Wheat should be avoided because it contains phytic acid, which aggravates symptoms. Soy products contain phytic acid and irritate the digestive system and reduce mineral absorption. Caffeine increase estrogen levels and estrogen triggers endometriosis flare ups. When you consume more than two cups of coffee a day, estrogen levels are caused to rise. Alcohol should be avoided because vitamin B from the liver is being destroyed. The liver is needed to clear out the excess estrogen to control the cancer. Dairy products, mostly milk and cheese, should be avoided because they aggravate the symptoms also. Red meat contains growth hormones that include estrogen, so this should also be avoided.

Saturated fats and oils are high in fatty acids that stimulate production of hormone levels. Foods like butter, margarine, lard, organ meats, and fried foods are high in saturated fats and oils. Another group of food that should be avoided is refined carbohydrates. This includes white bread, pasta, flour, pastry, cakes, etc. These should be avoided because most of their natural nutrients are removed, which leads to increase endometriosis symptoms. The last groups of food that should be avoided are additives and preservatives. This includes processed, frozen, and pre-packaged foods. (Nutrition Facts, 2012) There are not many alternatives for this type of cancer.

This is said because there is strictly surgery that has to be done before anything else can happen. This surgery then leads to the treatment for the individual that has the cancer. (“Endometrial Cancer – PubMed Health. “, 2012) In every cancer, you have a statically breakdown of how many people have survived or died from a certain type of cancer. My statically breakdown is involved mostly with women, because no man can get the cancer. Endometrial cancer is usually diagnosed at an early stage. “The one year survival rate is about 92%. The five year survival rate for this cancer that has not spread is 95%. If the cancer has spread to distant organs, the five year survival rate drops to 23%.

Survival rates for African American women are 10% lower than that of white females for every stage” (ncbi. nlm. nih. gov). In conclusion, most women who have endometrial cancer are cured. There are many women who die from the emotional part of obtaining the cancer. Many women would feel anxious and depressed. There are many support and counseling groups that are concerned with the individual’s feelings. Friends and family members should be very supportive and the individual that has obtained the cancer should not be hesitant to bring the topic up to close friends or family. It is amazing how many people are helped through their cancer by just talking out the worries or concerns they may have.
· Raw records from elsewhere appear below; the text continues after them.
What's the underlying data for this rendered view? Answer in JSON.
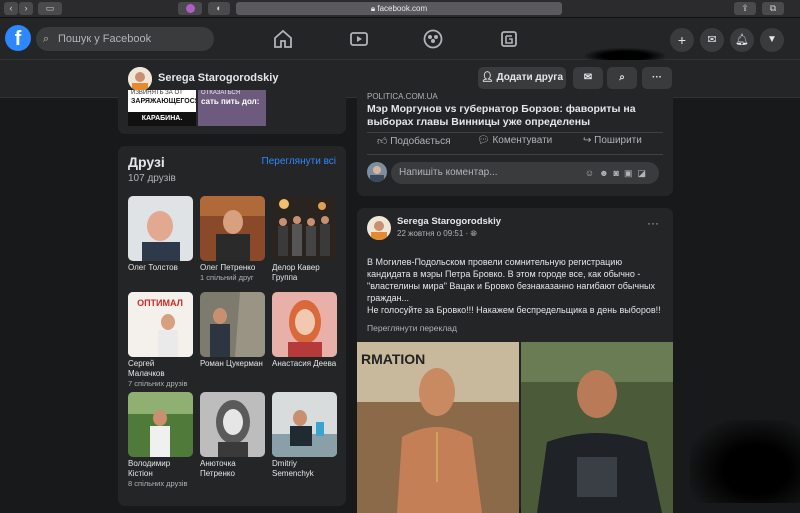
{
  "browser": {
    "url": "facebook.com"
  },
  "nav": {
    "search_placeholder": "Пошук у Facebook"
  },
  "profile": {
    "name": "Serega Starogorodskiy",
    "add_friend": "Додати друга"
  },
  "top_card": {
    "image_text_1": "ЗАРЯЖАЮЩЕГОСЯ",
    "image_text_2": "КАРАБИНА.",
    "image_text_3": "сать пить дол:",
    "image_text_top": "ИЗВИНЯТЬ ЗА ОТ",
    "image_text_top2": "ОТКАЗАТЬСЯ"
  },
  "friends": {
    "title": "Друзі",
    "count": "107 друзів",
    "see_all": "Переглянути всі",
    "items": [
      {
        "name": "Олег Толстов",
        "mutual": ""
      },
      {
        "name": "Олег Петренко",
        "mutual": "1 спільний друг"
      },
      {
        "name": "Делор Кавер Группа",
        "mutual": ""
      },
      {
        "name": "Сергей Малачков",
        "mutual": "7 спільних друзів"
      },
      {
        "name": "Роман Цукерман",
        "mutual": ""
      },
      {
        "name": "Анастасия Деева",
        "mutual": ""
      },
      {
        "name": "Володимир Кістіон",
        "mutual": "8 спільних друзів"
      },
      {
        "name": "Анюточка Петренко",
        "mutual": ""
      },
      {
        "name": "Dmitriy Semenchyk",
        "mutual": ""
      }
    ],
    "optimal_logo": "ОПТИМАЛ"
  },
  "shared_post": {
    "source": "POLITICA.COM.UA",
    "headline": "Мэр Моргунов vs губернатор Борзов: фавориты на выборах главы Винницы уже определены",
    "like": "Подобається",
    "comment": "Коментувати",
    "share": "Поширити",
    "comment_placeholder": "Напишіть коментар..."
  },
  "post": {
    "author": "Serega Starogorodskiy",
    "time": "22 жовтня о 09:51 · ",
    "text": "В Могилев-Подольском провели сомнительную регистрацию кандидата в мэры Петра Бровко. В этом городе все, как обычно - \"властелины мира\" Вацак и Бровко безнаказанно нагибают обычных граждан...\nНе голосуйте за Бровко!!! Накажем беспредельщика в день выборов!!",
    "translate": "Переглянути переклад",
    "image_text": "RMATION"
  }
}
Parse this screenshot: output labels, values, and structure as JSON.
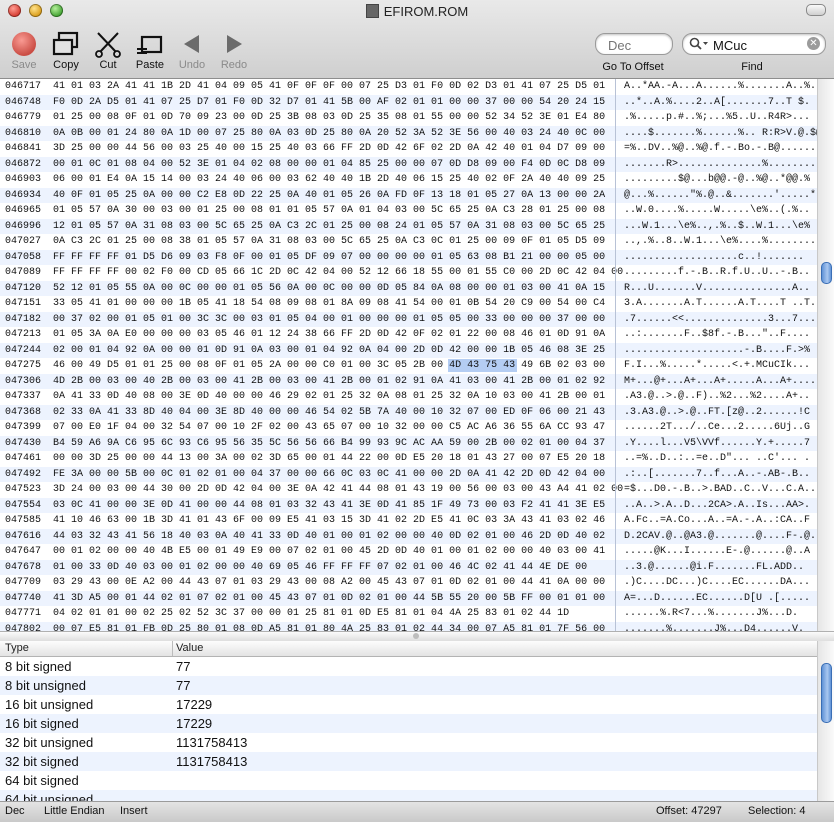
{
  "window": {
    "title": "EFIROM.ROM"
  },
  "toolbar": {
    "save": "Save",
    "copy": "Copy",
    "cut": "Cut",
    "paste": "Paste",
    "undo": "Undo",
    "redo": "Redo",
    "offset_placeholder": "Dec",
    "offset_label": "Go To Offset",
    "find_value": "MCuc",
    "find_label": "Find"
  },
  "hex": {
    "rows": [
      {
        "off": "046717",
        "hex": "41 01 03 2A 41 41 1B 2D 41 04 09 05 41 0F 0F 0F 00 07 25 D3 01 F0 0D 02 D3 01 41 07 25 D5 01",
        "asc": "A..*AA.-A...A......%.......A..%."
      },
      {
        "off": "046748",
        "hex": "F0 0D 2A D5 01 41 07 25 D7 01 F0 0D 32 D7 01 41 5B 00 AF 02 01 01 00 00 37 00 00 54 20 24 15",
        "asc": "..*..A.%....2..A[.......7..T $."
      },
      {
        "off": "046779",
        "hex": "01 25 00 08 0F 01 0D 70 09 23 00 0D 25 3B 08 03 0D 25 35 08 01 55 00 00 52 34 52 3E 01 E4 80",
        "asc": ".%.....p.#..%;...%5..U..R4R>..."
      },
      {
        "off": "046810",
        "hex": "0A 0B 00 01 24 80 0A 1D 00 07 25 80 0A 03 0D 25 80 0A 20 52 3A 52 3E 56 00 40 03 24 40 0C 00",
        "asc": "....$.......%......%.. R:R>V.@.$@.."
      },
      {
        "off": "046841",
        "hex": "3D 25 00 00 44 56 00 03 25 40 00 15 25 40 03 66 FF 2D 0D 42 6F 02 2D 0A 42 40 01 04 D7 09 00",
        "asc": "=%..DV..%@..%@.f.-.Bo.-.B@......"
      },
      {
        "off": "046872",
        "hex": "00 01 0C 01 08 04 00 52 3E 01 04 02 08 00 00 01 04 85 25 00 00 07 0D D8 09 00 F4 0D 0C D8 09",
        "asc": ".......R>..............%........."
      },
      {
        "off": "046903",
        "hex": "06 00 01 E4 0A 15 14 00 03 24 40 06 00 03 62 40 40 1B 2D 40 06 15 25 40 02 0F 2A 40 40 09 25",
        "asc": ".........$@...b@@.-@..%@..*@@.%"
      },
      {
        "off": "046934",
        "hex": "40 0F 01 05 25 0A 00 00 C2 E8 0D 22 25 0A 40 01 05 26 0A FD 0F 13 18 01 05 27 0A 13 00 00 2A",
        "asc": "@...%......\"%.@..&.......'.....*"
      },
      {
        "off": "046965",
        "hex": "01 05 57 0A 30 00 03 00 01 25 00 08 01 01 05 57 0A 01 04 03 00 5C 65 25 0A C3 28 01 25 00 08",
        "asc": "..W.0....%.....W.....\\e%..(.%.."
      },
      {
        "off": "046996",
        "hex": "12 01 05 57 0A 31 08 03 00 5C 65 25 0A C3 2C 01 25 00 08 24 01 05 57 0A 31 08 03 00 5C 65 25",
        "asc": "...W.1...\\e%..,.%..$..W.1...\\e%"
      },
      {
        "off": "047027",
        "hex": "0A C3 2C 01 25 00 08 38 01 05 57 0A 31 08 03 00 5C 65 25 0A C3 0C 01 25 00 09 0F 01 05 D5 09",
        "asc": "..,.%..8..W.1...\\e%....%........"
      },
      {
        "off": "047058",
        "hex": "FF FF FF FF 01 D5 D6 09 03 F8 0F 00 01 05 DF 09 07 00 00 00 00 01 05 63 08 B1 21 00 00 05 00",
        "asc": "...................c..!......."
      },
      {
        "off": "047089",
        "hex": "FF FF FF FF 00 02 F0 00 CD 05 66 1C 2D 0C 42 04 00 52 12 66 18 55 00 01 55 C0 00 2D 0C 42 04 00",
        "asc": ".........f.-.B..R.f.U..U..-.B.."
      },
      {
        "off": "047120",
        "hex": "52 12 01 05 55 0A 00 0C 00 00 01 05 56 0A 00 0C 00 00 0D 05 84 0A 08 00 00 01 03 00 41 0A 15",
        "asc": "R...U.......V...............A.."
      },
      {
        "off": "047151",
        "hex": "33 05 41 01 00 00 00 1B 05 41 18 54 08 09 08 01 8A 09 08 41 54 00 01 0B 54 20 C9 00 54 00 C4",
        "asc": "3.A.......A.T......A.T....T ..T.."
      },
      {
        "off": "047182",
        "hex": "00 37 02 00 01 05 01 00 3C 3C 00 03 01 05 04 00 01 00 00 00 01 05 05 00 33 00 00 00 37 00 00",
        "asc": ".7......<<..............3...7..."
      },
      {
        "off": "047213",
        "hex": "01 05 3A 0A E0 00 00 00 03 05 46 01 12 24 38 66 FF 2D 0D 42 0F 02 01 22 00 08 46 01 0D 91 0A",
        "asc": "..:.......F..$8f.-.B...\"..F...."
      },
      {
        "off": "047244",
        "hex": "02 00 01 04 92 0A 00 00 01 0D 91 0A 03 00 01 04 92 0A 04 00 2D 0D 42 00 00 1B 05 46 08 3E 25",
        "asc": "....................-.B....F.>%"
      },
      {
        "off": "047275",
        "hex": "46 00 49 D5 01 01 25 00 08 0F 01 05 2A 00 00 C0 01 00 3C 05 2B 00 4D 43 75 43 49 6B 02 03 00",
        "asc": "F.I...%.....*.....<.+.MCuCIk..."
      },
      {
        "off": "047306",
        "hex": "4D 2B 00 03 00 40 2B 00 03 00 41 2B 00 03 00 41 2B 00 01 02 91 0A 41 03 00 41 2B 00 01 02 92",
        "asc": "M+...@+...A+...A+.....A...A+...."
      },
      {
        "off": "047337",
        "hex": "0A 41 33 0D 40 08 00 3E 0D 40 00 00 46 29 02 01 25 32 0A 08 01 25 32 0A 10 03 00 41 2B 00 01",
        "asc": ".A3.@..>.@..F)..%2...%2....A+.."
      },
      {
        "off": "047368",
        "hex": "02 33 0A 41 33 8D 40 04 00 3E 8D 40 00 00 46 54 02 5B 7A 40 00 10 32 07 00 ED 0F 06 00 21 43",
        "asc": ".3.A3.@..>.@..FT.[z@..2......!C"
      },
      {
        "off": "047399",
        "hex": "07 00 E0 1F 04 00 32 54 07 00 10 2F 02 00 43 65 07 00 10 32 00 00 C5 AC A6 36 55 6A CC 93 47",
        "asc": "......2T.../..Ce...2.....6Uj..G"
      },
      {
        "off": "047430",
        "hex": "B4 59 A6 9A C6 95 6C 93 C6 95 56 35 5C 56 56 66 B4 99 93 9C AC AA 59 00 2B 00 02 01 00 04 37",
        "asc": ".Y....l...V5\\VVf......Y.+.....7"
      },
      {
        "off": "047461",
        "hex": "00 00 3D 25 00 00 44 13 00 3A 00 02 3D 65 00 01 44 22 00 0D E5 20 18 01 43 27 00 07 E5 20 18",
        "asc": "..=%..D..:..=e..D\"... ..C'... ."
      },
      {
        "off": "047492",
        "hex": "FE 3A 00 00 5B 00 0C 01 02 01 00 04 37 00 00 66 0C 03 0C 41 00 00 2D 0A 41 42 2D 0D 42 04 00",
        "asc": ".:..[.......7..f...A..-.AB-.B.."
      },
      {
        "off": "047523",
        "hex": "3D 24 00 03 00 44 30 00 2D 0D 42 04 00 3E 0A 42 41 44 08 01 43 19 00 56 00 03 00 43 A4 41 02 00",
        "asc": "=$...D0.-.B..>.BAD..C..V...C.A.."
      },
      {
        "off": "047554",
        "hex": "03 0C 41 00 00 3E 0D 41 00 00 44 08 01 03 32 43 41 3E 0D 41 85 1F 49 73 00 03 F2 41 41 3E E5",
        "asc": "..A..>.A..D...2CA>.A..Is...AA>."
      },
      {
        "off": "047585",
        "hex": "41 10 46 63 00 1B 3D 41 01 43 6F 00 09 E5 41 03 15 3D 41 02 2D E5 41 0C 03 3A 43 41 03 02 46",
        "asc": "A.Fc..=A.Co...A..=A.-.A..:CA..F"
      },
      {
        "off": "047616",
        "hex": "44 03 32 43 41 56 18 40 03 0A 40 41 33 0D 40 01 00 01 02 00 00 40 0D 02 01 00 46 2D 0D 40 02",
        "asc": "D.2CAV.@..@A3.@.......@....F-.@."
      },
      {
        "off": "047647",
        "hex": "00 01 02 00 00 40 4B E5 00 01 49 E9 00 07 02 01 00 45 2D 0D 40 01 00 01 02 00 00 40 03 00 41",
        "asc": ".....@K...I......E-.@......@..A"
      },
      {
        "off": "047678",
        "hex": "01 00 33 0D 40 03 00 01 02 00 00 40 69 05 46 FF FF FF 07 02 01 00 46 4C 02 41 44 4E DE 00",
        "asc": "..3.@......@i.F.......FL.ADD.."
      },
      {
        "off": "047709",
        "hex": "03 29 43 00 0E A2 00 44 43 07 01 03 29 43 00 08 A2 00 45 43 07 01 0D 02 01 00 44 41 0A 00 00",
        "asc": ".)C....DC...)C....EC......DA..."
      },
      {
        "off": "047740",
        "hex": "41 3D A5 00 01 44 02 01 07 02 01 00 45 43 07 01 0D 02 01 00 44 5B 55 20 00 5B FF 00 01 01 00",
        "asc": "A=...D......EC......D[U .[....."
      },
      {
        "off": "047771",
        "hex": "04 02 01 01 00 02 25 02 52 3C 37 00 00 01 25 81 01 0D E5 81 01 04 4A 25 83 01 02 44 1D",
        "asc": "......%.R<7...%.......J%...D."
      },
      {
        "off": "047802",
        "hex": "00 07 E5 81 01 FB 0D 25 80 01 08 0D A5 81 01 80 4A 25 83 01 02 44 34 00 07 A5 81 01 7F 56 00",
        "asc": ".......%.......J%...D4......V."
      },
      {
        "off": "047833",
        "hex": "41 03 21 41 02 15 0D 41 04 03 00 40 80 01 09 05 40 0B 0C F0 FF 0F 02 40 41 03 79 41 02 15 15",
        "asc": "A.!A...A...@....@......@A.yA..."
      },
      {
        "off": "047864",
        "hex": "41 04 0F 52 40 41 4B E5 01 01 44 73 00 0F 25 40 04 01 02 80 01 40 07 05 82 01 00 00 00 FC 56",
        "asc": "A..R@AK...Ds..%@......@.......V"
      },
      {
        "off": "047895",
        "hex": "00 41 03 29 41 02 15 05 41 0E 0D 02 02 41 41 56 00 41 03 31 41 02 15 05 41 0B 0D 02 82 01 41",
        "asc": ".A.)A...A....AAV.A.1A...A....A"
      }
    ]
  },
  "types_table": {
    "headers": {
      "type": "Type",
      "value": "Value"
    },
    "rows": [
      {
        "type": "8 bit signed",
        "value": "77"
      },
      {
        "type": "8 bit unsigned",
        "value": "77"
      },
      {
        "type": "16 bit unsigned",
        "value": "17229"
      },
      {
        "type": "16 bit signed",
        "value": "17229"
      },
      {
        "type": "32 bit unsigned",
        "value": "1131758413"
      },
      {
        "type": "32 bit signed",
        "value": "1131758413"
      },
      {
        "type": "64 bit signed",
        "value": ""
      },
      {
        "type": "64 bit unsigned",
        "value": ""
      }
    ]
  },
  "status": {
    "mode": "Dec",
    "endian": "Little Endian",
    "insert": "Insert",
    "offset": "Offset: 47297",
    "selection": "Selection: 4"
  }
}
My opinion about endometrial cancer is that it should not be taken as a joke. This is something serious that affects 200,000 women each year from their day to day life. I never knew this cancer existed until I conducted research for an original cancer. This cancer is something that will affect many people in the future if prevention actions are not taken. References “Endometrial Cancer – PubMed Health. ” Web. 07 Jan. 2012. <http://www. ncbi. nlm. nih. gov/pubmedhealth/pmh0001908/>. “Endometrial Cancer Staging – EMedicineHealth: Symptoms, Prognosis, Treatment and Risk Factors by. ” Endometrial Cancer. Web. 07 Jan. 2012. <http://www. emedicinehealth. com/endometrial_cancer/article_em. htm>. Endometrial Cancer Treatment after Surgery. ” UpToDate Inc. Web. 07 Jan. 2012. <http://www. uptodate. com/contents/patient-information-endometrial-cancer-treatment-after-surgery>. “Endometriosis Diet – Foods to Avoid | Relieve Endometriosis. ” Endometriosis Explained | Relieve Endometriosis. Web. 07 Jan. 2012. <http://relieveendometriosis. com/foods-to-avoid-on-an-endometriosis-diet/>. ·, Media Flow. “Endometriosis. ” Alternative Surgery. Web. 07 Jan. 2012. <http://www. alternativesurgery. com/education/endometriosis/>. “Self Nutrition Data” Know what you eat. Web. 21 March. 2012. <http://nutritiondata. self. com/>

Endometrial Cance Essay